Somehow I'd missed until David Stubbs
mentioned it that the longrunning US soul show Soul
Train is now up on You Tube. It
might have only happened recently, but if you're in the UK this is
like a portal opening up into 70s Black America – Soul
Train has only ever been glimpsed here in occasional clips
in documentaries. They're currently putting up classic old shows
recently. When I talked to Jeff Mills a while back, he mentioned
the kids doing a soul train in the classroom, and I didn't quite
understand what he meant, even though I knew of the show
– some sort of conga line? But I guess he meant the communal
dance at the end, where over some ridiculously funky tune the
audience line up to take it in terms to bust their moves.
This sort of audience participation is really unfamiliar to British (and especially English) types. People clap the beat out precisely, and cheer the breakdown in a Kurtis Blow track without prompting. No fourth wall between audience and performer. The camera doesn't cut away from the dancers or edit the footage in ridiculous ways, it lingers on them. Uptight Englanders look away now.

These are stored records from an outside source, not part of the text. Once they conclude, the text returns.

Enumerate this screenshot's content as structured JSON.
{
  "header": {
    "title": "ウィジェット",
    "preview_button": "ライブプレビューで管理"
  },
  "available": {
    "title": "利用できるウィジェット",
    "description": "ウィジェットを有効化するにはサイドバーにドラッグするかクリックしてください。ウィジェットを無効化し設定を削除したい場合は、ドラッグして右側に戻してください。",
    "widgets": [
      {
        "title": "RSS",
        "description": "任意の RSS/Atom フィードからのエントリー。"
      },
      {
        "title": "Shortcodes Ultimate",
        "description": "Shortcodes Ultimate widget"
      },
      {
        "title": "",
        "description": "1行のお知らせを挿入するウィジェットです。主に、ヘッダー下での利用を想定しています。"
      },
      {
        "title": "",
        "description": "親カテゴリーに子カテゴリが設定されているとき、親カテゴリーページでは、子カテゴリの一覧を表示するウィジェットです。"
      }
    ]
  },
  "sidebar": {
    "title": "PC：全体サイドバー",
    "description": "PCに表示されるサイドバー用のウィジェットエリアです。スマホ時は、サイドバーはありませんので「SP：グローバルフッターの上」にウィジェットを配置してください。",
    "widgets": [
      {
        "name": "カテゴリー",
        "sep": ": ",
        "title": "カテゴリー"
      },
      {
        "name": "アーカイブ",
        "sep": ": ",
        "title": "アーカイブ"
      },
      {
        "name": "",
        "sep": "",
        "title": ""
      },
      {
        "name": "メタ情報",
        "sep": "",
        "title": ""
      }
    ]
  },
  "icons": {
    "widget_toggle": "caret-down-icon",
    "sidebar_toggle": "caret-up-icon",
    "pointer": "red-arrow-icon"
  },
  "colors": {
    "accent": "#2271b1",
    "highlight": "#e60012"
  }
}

The kind of seriousness with which the main man introduces the segment – "We now turn our attention to the soul train" – give it a life of its own. That kind of autonomous zone was kind of unheard of on UK TV, where the biggest televisual pop medium was Top Of The Pops, where you had watcher and performer with little in between. (a notable exception – BBC2's Dance Energy show in the rave era). I'll be eagerly soaking these up in the next few days. It's strange, though, considering online media-overload, how fresh and unfamilar this medium, a staple of US TV for decades, somehow feels ...